I wasn’t the only one who found it interesting because this post made it all over the web and was featured on sites owned by gun partisans on the Right and anti-gun partisans on the Left. I thought it would be instructive to look at these sites in a little more detail to get a flavor for how the average person, gun owner and non-gun owner, lined up on what has been a highly-contentious issue. And what I discovered didn’t leave me with any warm and fuzzies in terms of the degree to which either side in the gun debate understands what the other side is talking about.
Let’s look at the pro-gun side first, in this case a blog published by MN (for Minnesota) Gun Talk. The conversation began with a link to the story out of York, PA as replayed on Yahoo News. This was followed by 40 posts, but as is usual in such blogs, the majority written by just a couple of folks. And it goes without saying that even though the original story quoted two doctors as stating that they were asking about guns solely in terms of preventing gun accidents, none of the gun owners on this blog took the doctors at their word. For that matter it’s not clear that any of the bloggers even bothered to watch the clip from Yahoo News. For the most part they were too busy throwing the usual dumb comments and dumber profanity back and forth between themselves.
The other side of the gun fence was a website devoted to baby care, birthing and a host of other very compassionate issues which ran a story about Florida’s gag law in which the blogger was critical of any attempt to prevent physicians from talking to patients about guns. The story was followed by a reader’s poll in which readers who felt that pediatricians had the right to inquire about guns outnumbered readers who were against such inquiries by a ratio of six to one. Of the 185 comments that followed the story, they were overwhelmingly posted by readers who felt that their pediatrician was behaving properly in asking about guns, and a significant number of bloggers on this site admitted that they didn’t and wouldn’t own guns at all.

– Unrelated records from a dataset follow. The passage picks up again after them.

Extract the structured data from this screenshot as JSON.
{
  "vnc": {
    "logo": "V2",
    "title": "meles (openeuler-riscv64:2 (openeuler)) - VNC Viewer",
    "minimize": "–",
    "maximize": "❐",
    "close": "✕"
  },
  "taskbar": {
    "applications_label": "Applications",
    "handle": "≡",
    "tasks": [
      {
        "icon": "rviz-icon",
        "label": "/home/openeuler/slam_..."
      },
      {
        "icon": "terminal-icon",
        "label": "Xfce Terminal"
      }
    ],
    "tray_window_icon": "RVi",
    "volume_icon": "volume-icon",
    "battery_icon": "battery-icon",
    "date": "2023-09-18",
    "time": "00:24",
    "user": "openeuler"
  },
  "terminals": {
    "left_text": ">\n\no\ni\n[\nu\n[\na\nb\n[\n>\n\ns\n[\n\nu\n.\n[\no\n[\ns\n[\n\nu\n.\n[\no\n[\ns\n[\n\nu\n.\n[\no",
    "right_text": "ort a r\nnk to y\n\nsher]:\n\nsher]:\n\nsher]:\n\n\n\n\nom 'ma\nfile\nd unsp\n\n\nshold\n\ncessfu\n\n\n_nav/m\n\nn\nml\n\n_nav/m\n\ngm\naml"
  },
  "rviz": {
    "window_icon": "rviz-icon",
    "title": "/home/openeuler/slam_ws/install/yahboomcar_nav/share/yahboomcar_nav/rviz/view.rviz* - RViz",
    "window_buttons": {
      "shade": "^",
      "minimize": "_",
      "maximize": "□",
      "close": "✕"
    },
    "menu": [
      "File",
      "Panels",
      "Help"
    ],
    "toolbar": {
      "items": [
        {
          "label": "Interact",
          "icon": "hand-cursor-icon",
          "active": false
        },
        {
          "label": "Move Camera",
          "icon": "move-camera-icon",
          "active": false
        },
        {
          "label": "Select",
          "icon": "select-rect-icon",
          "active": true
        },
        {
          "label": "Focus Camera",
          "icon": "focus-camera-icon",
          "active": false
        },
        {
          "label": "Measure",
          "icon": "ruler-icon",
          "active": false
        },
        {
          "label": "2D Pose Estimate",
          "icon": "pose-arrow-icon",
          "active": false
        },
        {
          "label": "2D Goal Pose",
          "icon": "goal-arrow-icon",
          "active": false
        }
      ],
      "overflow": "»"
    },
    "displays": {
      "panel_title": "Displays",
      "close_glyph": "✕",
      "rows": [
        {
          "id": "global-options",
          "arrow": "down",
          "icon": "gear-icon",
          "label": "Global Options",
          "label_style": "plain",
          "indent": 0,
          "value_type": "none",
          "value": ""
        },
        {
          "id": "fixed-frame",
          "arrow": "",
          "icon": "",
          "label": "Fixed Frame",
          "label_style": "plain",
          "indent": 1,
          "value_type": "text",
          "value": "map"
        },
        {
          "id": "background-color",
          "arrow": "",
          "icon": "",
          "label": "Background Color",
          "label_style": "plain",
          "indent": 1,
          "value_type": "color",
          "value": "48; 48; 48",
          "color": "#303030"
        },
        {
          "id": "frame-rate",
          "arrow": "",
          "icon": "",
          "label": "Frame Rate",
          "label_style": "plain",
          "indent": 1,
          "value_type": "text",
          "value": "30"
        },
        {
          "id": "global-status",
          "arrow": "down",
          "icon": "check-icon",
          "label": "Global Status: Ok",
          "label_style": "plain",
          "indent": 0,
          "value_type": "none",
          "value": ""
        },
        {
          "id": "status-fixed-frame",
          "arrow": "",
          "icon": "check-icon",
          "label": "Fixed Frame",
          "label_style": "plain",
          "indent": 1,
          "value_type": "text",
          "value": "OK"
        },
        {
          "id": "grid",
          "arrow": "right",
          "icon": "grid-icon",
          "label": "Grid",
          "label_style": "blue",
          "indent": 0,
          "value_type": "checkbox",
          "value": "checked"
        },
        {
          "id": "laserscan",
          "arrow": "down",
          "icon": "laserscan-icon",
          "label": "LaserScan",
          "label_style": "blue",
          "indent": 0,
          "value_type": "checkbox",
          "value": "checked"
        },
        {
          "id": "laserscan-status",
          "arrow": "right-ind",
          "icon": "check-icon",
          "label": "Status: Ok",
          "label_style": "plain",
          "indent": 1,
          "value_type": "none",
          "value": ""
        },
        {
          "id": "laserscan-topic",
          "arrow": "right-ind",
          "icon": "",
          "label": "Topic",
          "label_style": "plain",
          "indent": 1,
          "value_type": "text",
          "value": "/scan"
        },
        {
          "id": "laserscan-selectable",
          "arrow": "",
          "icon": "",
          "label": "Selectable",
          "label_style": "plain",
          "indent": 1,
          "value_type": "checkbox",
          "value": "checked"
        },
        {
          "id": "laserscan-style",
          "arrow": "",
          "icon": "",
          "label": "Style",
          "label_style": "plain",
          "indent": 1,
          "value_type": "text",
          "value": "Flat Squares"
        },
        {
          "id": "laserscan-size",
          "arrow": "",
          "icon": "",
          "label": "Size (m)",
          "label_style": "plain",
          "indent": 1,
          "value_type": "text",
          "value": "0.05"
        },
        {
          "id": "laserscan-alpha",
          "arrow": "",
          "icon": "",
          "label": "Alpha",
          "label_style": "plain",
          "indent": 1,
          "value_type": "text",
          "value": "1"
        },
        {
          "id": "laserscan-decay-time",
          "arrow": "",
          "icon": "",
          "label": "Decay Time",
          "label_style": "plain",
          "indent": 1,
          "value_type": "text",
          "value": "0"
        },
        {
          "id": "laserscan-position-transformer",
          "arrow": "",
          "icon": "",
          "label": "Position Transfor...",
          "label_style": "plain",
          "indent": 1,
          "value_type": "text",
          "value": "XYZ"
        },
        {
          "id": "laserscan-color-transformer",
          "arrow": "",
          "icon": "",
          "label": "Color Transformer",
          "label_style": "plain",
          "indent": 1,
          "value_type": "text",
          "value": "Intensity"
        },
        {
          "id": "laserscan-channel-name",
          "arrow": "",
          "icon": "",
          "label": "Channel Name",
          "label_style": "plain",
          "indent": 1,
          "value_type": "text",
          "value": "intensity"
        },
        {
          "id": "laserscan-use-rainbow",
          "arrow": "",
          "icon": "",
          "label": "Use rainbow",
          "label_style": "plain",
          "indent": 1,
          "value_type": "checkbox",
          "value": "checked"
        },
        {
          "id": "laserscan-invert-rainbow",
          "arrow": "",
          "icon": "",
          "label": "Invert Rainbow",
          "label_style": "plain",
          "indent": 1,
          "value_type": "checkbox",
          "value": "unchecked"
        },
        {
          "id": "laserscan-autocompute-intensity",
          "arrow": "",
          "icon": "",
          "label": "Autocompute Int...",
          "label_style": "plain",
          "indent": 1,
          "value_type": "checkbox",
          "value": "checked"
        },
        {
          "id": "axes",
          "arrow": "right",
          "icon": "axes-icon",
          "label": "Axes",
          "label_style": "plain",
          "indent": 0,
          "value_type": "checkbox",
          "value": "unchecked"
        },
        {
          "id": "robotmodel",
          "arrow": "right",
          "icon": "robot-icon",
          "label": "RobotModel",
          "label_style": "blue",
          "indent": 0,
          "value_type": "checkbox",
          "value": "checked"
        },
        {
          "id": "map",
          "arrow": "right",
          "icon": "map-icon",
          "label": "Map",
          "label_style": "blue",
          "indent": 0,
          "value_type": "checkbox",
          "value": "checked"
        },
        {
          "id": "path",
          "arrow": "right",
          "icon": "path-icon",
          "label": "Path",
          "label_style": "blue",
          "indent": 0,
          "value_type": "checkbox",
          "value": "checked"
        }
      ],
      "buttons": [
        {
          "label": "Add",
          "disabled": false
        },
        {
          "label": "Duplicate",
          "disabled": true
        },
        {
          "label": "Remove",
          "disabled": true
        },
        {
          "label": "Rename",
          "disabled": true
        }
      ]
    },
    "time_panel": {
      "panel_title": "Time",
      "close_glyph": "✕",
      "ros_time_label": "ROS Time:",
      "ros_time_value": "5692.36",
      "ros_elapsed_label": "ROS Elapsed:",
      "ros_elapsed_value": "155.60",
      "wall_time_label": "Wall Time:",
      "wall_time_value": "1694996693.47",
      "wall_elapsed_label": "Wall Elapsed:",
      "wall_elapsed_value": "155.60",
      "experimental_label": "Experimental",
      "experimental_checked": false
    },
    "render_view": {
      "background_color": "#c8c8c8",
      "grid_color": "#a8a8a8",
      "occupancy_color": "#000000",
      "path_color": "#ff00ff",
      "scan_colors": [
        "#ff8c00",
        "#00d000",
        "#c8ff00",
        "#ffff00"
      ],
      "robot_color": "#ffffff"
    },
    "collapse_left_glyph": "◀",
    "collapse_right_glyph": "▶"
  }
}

I find these websites much more revealing about the average person’s thoughts on gun issues than the pronouncements that come down from the formal, advocacy groups on both sides. Not that the views of the NRA are contrary to what their membership believes, nor would Brady or Everytown take a policy position that wouldn’t be favored by the supporters of those groups. But what you get from these blogs and websites is what individuals at the street-level are thinking, not what a professional media or communications staff feels will promote their agenda and point of view.
There’s only one little problem. I read all 40 posts on the pro-gun blog and nearly all of the 185 posts on the baby center site and I must say that the tone and content of the two threads were about as far away from each other as what I get when I look at content from Brady or the NRA. People who like guns are willing to accept and/or deny certain risks, and people who don’t like guns won’t accept those risks. And you’re not going to close this gap by pretending that there’s a way to make guns “safe.” That’s not what guns are designed to do.
Buy it on Amazon.